Investigating the administration of justice among undocumented immigrants is a daunting challenge created by the ever strengthening process of globalization, which has outpaced the ability of the federal government to devise comprehensive, effective, and politically palatable responses to the continuous inflows of illegal or undocumented immigrants. As the legal construction of illegality consigns these immigrants to the peripheries of the post-industrial economy, racial "otherness" and politico-legal depersonalization are mutually constituted in this precarious and vulnerable population of non-citizens in the constant struggle between external exploitation and internal implosion. This inquiry will follow the research approach exemplified by the W.E.B. Du Bois (1868-1963) and adopts a poly-methodological solution to investigate the origins, structures, and consequences of justice and injustice in human affairs. The continuation support of $12,060.00 will be used to collect survey data from 120 female undocumented immigrants. The inclusion of survey and focus group data from undocumented Hispanic women (UHW) will provide a much more comprehensive assessment of the crime and victimization experiences of undocumented immigrants in an American suburb. The study sample will increase by 75%, from 160 male subjects to 280 subjects (160 males and 120 females).
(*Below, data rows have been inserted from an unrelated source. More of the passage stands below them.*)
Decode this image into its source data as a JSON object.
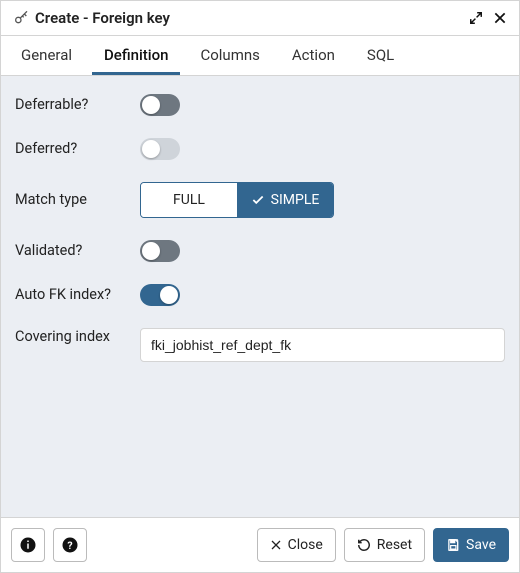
{
  "header": {
    "title": "Create - Foreign key"
  },
  "tabs": [
    {
      "label": "General",
      "active": false
    },
    {
      "label": "Definition",
      "active": true
    },
    {
      "label": "Columns",
      "active": false
    },
    {
      "label": "Action",
      "active": false
    },
    {
      "label": "SQL",
      "active": false
    }
  ],
  "form": {
    "deferrable_label": "Deferrable?",
    "deferrable_on": false,
    "deferred_label": "Deferred?",
    "deferred_on": false,
    "deferred_disabled": true,
    "match_label": "Match type",
    "match_options": {
      "full": "FULL",
      "simple": "SIMPLE"
    },
    "match_selected": "simple",
    "validated_label": "Validated?",
    "validated_on": false,
    "autofk_label": "Auto FK index?",
    "autofk_on": true,
    "covering_label": "Covering index",
    "covering_value": "fki_jobhist_ref_dept_fk"
  },
  "footer": {
    "close": "Close",
    "reset": "Reset",
    "save": "Save"
  }
}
Data collected with this continuation will be analyzed to address the following questions: (1) How much more or less socially disadvantaged are women than men in terms of their employment, income, social support, and linguistic competence? (2) Are women more vulnerable than men to criminal victimization and/or police mistreatment? (3) What are the prevalence and correlates of sexual and violent victimization within this vulnerable group? (4) Are these victimizations intra-group or extra-group predations? (5) How widespread is the engagement in commercial sex within these immigrant women? (6) How do undocumented immigrant women protect themselves against intra-group or extra-group exploitation? Findings from these research activities will shed light on the safety needs of this hard-to-reach population as well as potential policy options available to local governments to manage the wellbeing of their communities.
nca/ncf

Date Created: September 13, 2010